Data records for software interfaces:
::::::::
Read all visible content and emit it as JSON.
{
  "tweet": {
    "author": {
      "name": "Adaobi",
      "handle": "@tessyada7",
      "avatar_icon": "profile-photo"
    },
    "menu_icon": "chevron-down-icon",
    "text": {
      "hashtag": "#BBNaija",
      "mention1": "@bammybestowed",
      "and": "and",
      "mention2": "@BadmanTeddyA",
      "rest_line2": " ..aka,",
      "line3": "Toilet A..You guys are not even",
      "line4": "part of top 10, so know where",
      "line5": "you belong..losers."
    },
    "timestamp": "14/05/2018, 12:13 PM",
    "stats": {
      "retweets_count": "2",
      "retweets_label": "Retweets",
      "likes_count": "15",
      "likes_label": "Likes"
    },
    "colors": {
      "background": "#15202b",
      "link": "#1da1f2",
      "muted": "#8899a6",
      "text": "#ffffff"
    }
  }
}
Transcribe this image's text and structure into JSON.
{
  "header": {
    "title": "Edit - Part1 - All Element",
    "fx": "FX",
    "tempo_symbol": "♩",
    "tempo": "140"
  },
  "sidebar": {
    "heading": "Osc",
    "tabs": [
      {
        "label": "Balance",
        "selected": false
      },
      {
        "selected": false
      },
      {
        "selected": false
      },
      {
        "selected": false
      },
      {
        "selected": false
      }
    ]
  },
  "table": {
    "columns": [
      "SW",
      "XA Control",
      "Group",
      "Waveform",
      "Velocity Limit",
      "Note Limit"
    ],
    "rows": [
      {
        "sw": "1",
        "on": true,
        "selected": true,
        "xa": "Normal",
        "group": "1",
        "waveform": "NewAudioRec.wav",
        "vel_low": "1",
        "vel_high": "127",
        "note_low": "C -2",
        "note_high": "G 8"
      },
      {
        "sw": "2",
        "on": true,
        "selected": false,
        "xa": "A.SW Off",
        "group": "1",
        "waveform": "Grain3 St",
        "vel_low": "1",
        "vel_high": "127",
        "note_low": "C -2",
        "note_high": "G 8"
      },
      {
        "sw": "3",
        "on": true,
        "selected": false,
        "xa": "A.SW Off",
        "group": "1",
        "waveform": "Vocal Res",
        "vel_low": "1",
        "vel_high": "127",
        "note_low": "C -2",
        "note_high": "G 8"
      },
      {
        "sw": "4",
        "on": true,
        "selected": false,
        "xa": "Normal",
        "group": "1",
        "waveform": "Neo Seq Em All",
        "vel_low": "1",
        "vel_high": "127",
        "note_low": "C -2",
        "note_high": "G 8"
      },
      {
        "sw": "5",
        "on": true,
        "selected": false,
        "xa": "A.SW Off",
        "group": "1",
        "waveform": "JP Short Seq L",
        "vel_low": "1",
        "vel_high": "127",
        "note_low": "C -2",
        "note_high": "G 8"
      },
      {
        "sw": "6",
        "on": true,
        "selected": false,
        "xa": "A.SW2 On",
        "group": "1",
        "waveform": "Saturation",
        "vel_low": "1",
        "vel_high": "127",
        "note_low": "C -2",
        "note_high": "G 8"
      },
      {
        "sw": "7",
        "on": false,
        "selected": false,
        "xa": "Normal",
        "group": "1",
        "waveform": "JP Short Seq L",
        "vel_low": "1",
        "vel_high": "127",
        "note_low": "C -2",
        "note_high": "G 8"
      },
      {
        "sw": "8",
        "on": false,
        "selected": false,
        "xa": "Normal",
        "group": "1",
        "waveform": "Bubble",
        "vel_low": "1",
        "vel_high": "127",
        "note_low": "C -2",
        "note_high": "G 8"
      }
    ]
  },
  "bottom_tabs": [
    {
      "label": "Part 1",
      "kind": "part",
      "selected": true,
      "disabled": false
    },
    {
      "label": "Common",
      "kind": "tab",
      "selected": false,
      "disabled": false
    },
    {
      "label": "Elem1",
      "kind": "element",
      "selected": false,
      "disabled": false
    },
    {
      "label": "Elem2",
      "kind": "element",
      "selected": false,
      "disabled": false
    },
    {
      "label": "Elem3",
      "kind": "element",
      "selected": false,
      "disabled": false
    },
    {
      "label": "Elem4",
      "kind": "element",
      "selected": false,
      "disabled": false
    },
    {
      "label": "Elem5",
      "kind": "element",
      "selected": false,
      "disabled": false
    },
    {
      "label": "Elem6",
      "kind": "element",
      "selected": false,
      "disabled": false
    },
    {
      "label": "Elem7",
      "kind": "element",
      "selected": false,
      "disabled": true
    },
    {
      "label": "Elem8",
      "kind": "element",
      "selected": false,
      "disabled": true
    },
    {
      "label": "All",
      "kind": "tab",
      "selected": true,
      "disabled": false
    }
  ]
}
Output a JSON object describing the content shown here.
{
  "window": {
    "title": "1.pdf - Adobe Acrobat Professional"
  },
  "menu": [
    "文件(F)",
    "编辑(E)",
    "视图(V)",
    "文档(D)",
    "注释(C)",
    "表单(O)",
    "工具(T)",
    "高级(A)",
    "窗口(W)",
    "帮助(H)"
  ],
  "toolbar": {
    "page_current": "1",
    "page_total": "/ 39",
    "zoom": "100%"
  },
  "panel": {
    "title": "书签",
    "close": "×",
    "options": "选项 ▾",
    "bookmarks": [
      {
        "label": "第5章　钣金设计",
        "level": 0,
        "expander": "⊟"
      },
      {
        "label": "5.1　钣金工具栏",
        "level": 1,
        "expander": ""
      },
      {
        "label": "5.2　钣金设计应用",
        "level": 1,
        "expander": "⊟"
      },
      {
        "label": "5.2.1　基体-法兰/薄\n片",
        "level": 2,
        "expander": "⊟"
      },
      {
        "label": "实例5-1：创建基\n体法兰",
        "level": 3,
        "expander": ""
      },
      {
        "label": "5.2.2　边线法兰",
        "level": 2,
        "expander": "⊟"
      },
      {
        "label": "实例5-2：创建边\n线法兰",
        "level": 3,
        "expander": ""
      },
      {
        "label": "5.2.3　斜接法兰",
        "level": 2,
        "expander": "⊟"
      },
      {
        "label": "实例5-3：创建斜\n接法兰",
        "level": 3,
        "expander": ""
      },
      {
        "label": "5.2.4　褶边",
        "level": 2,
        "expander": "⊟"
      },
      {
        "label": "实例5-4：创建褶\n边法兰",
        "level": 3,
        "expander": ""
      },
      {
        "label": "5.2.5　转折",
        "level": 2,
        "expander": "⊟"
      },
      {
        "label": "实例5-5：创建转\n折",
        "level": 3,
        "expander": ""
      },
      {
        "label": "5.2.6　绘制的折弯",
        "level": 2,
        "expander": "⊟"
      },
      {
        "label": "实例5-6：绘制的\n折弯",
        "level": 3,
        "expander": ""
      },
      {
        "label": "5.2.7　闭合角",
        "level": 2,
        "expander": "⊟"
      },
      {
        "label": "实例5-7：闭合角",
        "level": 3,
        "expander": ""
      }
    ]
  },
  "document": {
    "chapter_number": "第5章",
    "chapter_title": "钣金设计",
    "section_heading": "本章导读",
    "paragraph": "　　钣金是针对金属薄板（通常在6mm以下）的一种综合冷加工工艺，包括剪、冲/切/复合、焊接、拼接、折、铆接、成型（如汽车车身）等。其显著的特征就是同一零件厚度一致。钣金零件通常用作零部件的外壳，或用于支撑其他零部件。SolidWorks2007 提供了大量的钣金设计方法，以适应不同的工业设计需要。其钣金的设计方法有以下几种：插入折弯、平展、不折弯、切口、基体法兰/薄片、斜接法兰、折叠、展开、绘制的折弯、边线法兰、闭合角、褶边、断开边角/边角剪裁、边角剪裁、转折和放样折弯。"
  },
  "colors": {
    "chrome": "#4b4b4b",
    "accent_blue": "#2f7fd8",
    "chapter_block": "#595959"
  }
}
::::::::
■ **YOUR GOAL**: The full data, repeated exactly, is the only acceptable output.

■ **THE COMPLETED TASK**:
Read all visible content and emit it as JSON.
{
  "tweet": {
    "author": {
      "name": "Adaobi",
      "handle": "@tessyada7",
      "avatar_icon": "profile-photo"
    },
    "menu_icon": "chevron-down-icon",
    "text": {
      "hashtag": "#BBNaija",
      "mention1": "@bammybestowed",
      "and": "and",
      "mention2": "@BadmanTeddyA",
      "rest_line2": " ..aka,",
      "line3": "Toilet A..You guys are not even",
      "line4": "part of top 10, so know where",
      "line5": "you belong..losers."
    },
    "timestamp": "14/05/2018, 12:13 PM",
    "stats": {
      "retweets_count": "2",
      "retweets_label": "Retweets",
      "likes_count": "15",
      "likes_label": "Likes"
    },
    "colors": {
      "background": "#15202b",
      "link": "#1da1f2",
      "muted": "#8899a6",
      "text": "#ffffff"
    }
  }
}
Transcribe this image's text and structure into JSON.
{
  "header": {
    "title": "Edit - Part1 - All Element",
    "fx": "FX",
    "tempo_symbol": "♩",
    "tempo": "140"
  },
  "sidebar": {
    "heading": "Osc",
    "tabs": [
      {
        "label": "Balance",
        "selected": false
      },
      {
        "selected": false
      },
      {
        "selected": false
      },
      {
        "selected": false
      },
      {
        "selected": false
      }
    ]
  },
  "table": {
    "columns": [
      "SW",
      "XA Control",
      "Group",
      "Waveform",
      "Velocity Limit",
      "Note Limit"
    ],
    "rows": [
      {
        "sw": "1",
        "on": true,
        "selected": true,
        "xa": "Normal",
        "group": "1",
        "waveform": "NewAudioRec.wav",
        "vel_low": "1",
        "vel_high": "127",
        "note_low": "C -2",
        "note_high": "G 8"
      },
      {
        "sw": "2",
        "on": true,
        "selected": false,
        "xa": "A.SW Off",
        "group": "1",
        "waveform": "Grain3 St",
        "vel_low": "1",
        "vel_high": "127",
        "note_low": "C -2",
        "note_high": "G 8"
      },
      {
        "sw": "3",
        "on": true,
        "selected": false,
        "xa": "A.SW Off",
        "group": "1",
        "waveform": "Vocal Res",
        "vel_low": "1",
        "vel_high": "127",
        "note_low": "C -2",
        "note_high": "G 8"
      },
      {
        "sw": "4",
        "on": true,
        "selected": false,
        "xa": "Normal",
        "group": "1",
        "waveform": "Neo Seq Em All",
        "vel_low": "1",
        "vel_high": "127",
        "note_low": "C -2",
        "note_high": "G 8"
      },
      {
        "sw": "5",
        "on": true,
        "selected": false,
        "xa": "A.SW Off",
        "group": "1",
        "waveform": "JP Short Seq L",
        "vel_low": "1",
        "vel_high": "127",
        "note_low": "C -2",
        "note_high": "G 8"
      },
      {
        "sw": "6",
        "on": true,
        "selected": false,
        "xa": "A.SW2 On",
        "group": "1",
        "waveform": "Saturation",
        "vel_low": "1",
        "vel_high": "127",
        "note_low": "C -2",
        "note_high": "G 8"
      },
      {
        "sw": "7",
        "on": false,
        "selected": false,
        "xa": "Normal",
        "group": "1",
        "waveform": "JP Short Seq L",
        "vel_low": "1",
        "vel_high": "127",
        "note_low": "C -2",
        "note_high": "G 8"
      },
      {
        "sw": "8",
        "on": false,
        "selected": false,
        "xa": "Normal",
        "group": "1",
        "waveform": "Bubble",
        "vel_low": "1",
        "vel_high": "127",
        "note_low": "C -2",
        "note_high": "G 8"
      }
    ]
  },
  "bottom_tabs": [
    {
      "label": "Part 1",
      "kind": "part",
      "selected": true,
      "disabled": false
    },
    {
      "label": "Common",
      "kind": "tab",
      "selected": false,
      "disabled": false
    },
    {
      "label": "Elem1",
      "kind": "element",
      "selected": false,
      "disabled": false
    },
    {
      "label": "Elem2",
      "kind": "element",
      "selected": false,
      "disabled": false
    },
    {
      "label": "Elem3",
      "kind": "element",
      "selected": false,
      "disabled": false
    },
    {
      "label": "Elem4",
      "kind": "element",
      "selected": false,
      "disabled": false
    },
    {
      "label": "Elem5",
      "kind": "element",
      "selected": false,
      "disabled": false
    },
    {
      "label": "Elem6",
      "kind": "element",
      "selected": false,
      "disabled": false
    },
    {
      "label": "Elem7",
      "kind": "element",
      "selected": false,
      "disabled": true
    },
    {
      "label": "Elem8",
      "kind": "element",
      "selected": false,
      "disabled": true
    },
    {
      "label": "All",
      "kind": "tab",
      "selected": true,
      "disabled": false
    }
  ]
}
Output a JSON object describing the content shown here.
{
  "window": {
    "title": "1.pdf - Adobe Acrobat Professional"
  },
  "menu": [
    "文件(F)",
    "编辑(E)",
    "视图(V)",
    "文档(D)",
    "注释(C)",
    "表单(O)",
    "工具(T)",
    "高级(A)",
    "窗口(W)",
    "帮助(H)"
  ],
  "toolbar": {
    "page_current": "1",
    "page_total": "/ 39",
    "zoom": "100%"
  },
  "panel": {
    "title": "书签",
    "close": "×",
    "options": "选项 ▾",
    "bookmarks": [
      {
        "label": "第5章　钣金设计",
        "level": 0,
        "expander": "⊟"
      },
      {
        "label": "5.1　钣金工具栏",
        "level": 1,
        "expander": ""
      },
      {
        "label": "5.2　钣金设计应用",
        "level": 1,
        "expander": "⊟"
      },
      {
        "label": "5.2.1　基体-法兰/薄\n片",
        "level": 2,
        "expander": "⊟"
      },
      {
        "label": "实例5-1：创建基\n体法兰",
        "level": 3,
        "expander": ""
      },
      {
        "label": "5.2.2　边线法兰",
        "level": 2,
        "expander": "⊟"
      },
      {
        "label": "实例5-2：创建边\n线法兰",
        "level": 3,
        "expander": ""
      },
      {
        "label": "5.2.3　斜接法兰",
        "level": 2,
        "expander": "⊟"
      },
      {
        "label": "实例5-3：创建斜\n接法兰",
        "level": 3,
        "expander": ""
      },
      {
        "label": "5.2.4　褶边",
        "level": 2,
        "expander": "⊟"
      },
      {
        "label": "实例5-4：创建褶\n边法兰",
        "level": 3,
        "expander": ""
      },
      {
        "label": "5.2.5　转折",
        "level": 2,
        "expander": "⊟"
      },
      {
        "label": "实例5-5：创建转\n折",
        "level": 3,
        "expander": ""
      },
      {
        "label": "5.2.6　绘制的折弯",
        "level": 2,
        "expander": "⊟"
      },
      {
        "label": "实例5-6：绘制的\n折弯",
        "level": 3,
        "expander": ""
      },
      {
        "label": "5.2.7　闭合角",
        "level": 2,
        "expander": "⊟"
      },
      {
        "label": "实例5-7：闭合角",
        "level": 3,
        "expander": ""
      }
    ]
  },
  "document": {
    "chapter_number": "第5章",
    "chapter_title": "钣金设计",
    "section_heading": "本章导读",
    "paragraph": "　　钣金是针对金属薄板（通常在6mm以下）的一种综合冷加工工艺，包括剪、冲/切/复合、焊接、拼接、折、铆接、成型（如汽车车身）等。其显著的特征就是同一零件厚度一致。钣金零件通常用作零部件的外壳，或用于支撑其他零部件。SolidWorks2007 提供了大量的钣金设计方法，以适应不同的工业设计需要。其钣金的设计方法有以下几种：插入折弯、平展、不折弯、切口、基体法兰/薄片、斜接法兰、折叠、展开、绘制的折弯、边线法兰、闭合角、褶边、断开边角/边角剪裁、边角剪裁、转折和放样折弯。"
  },
  "colors": {
    "chrome": "#4b4b4b",
    "accent_blue": "#2f7fd8",
    "chapter_block": "#595959"
  }
}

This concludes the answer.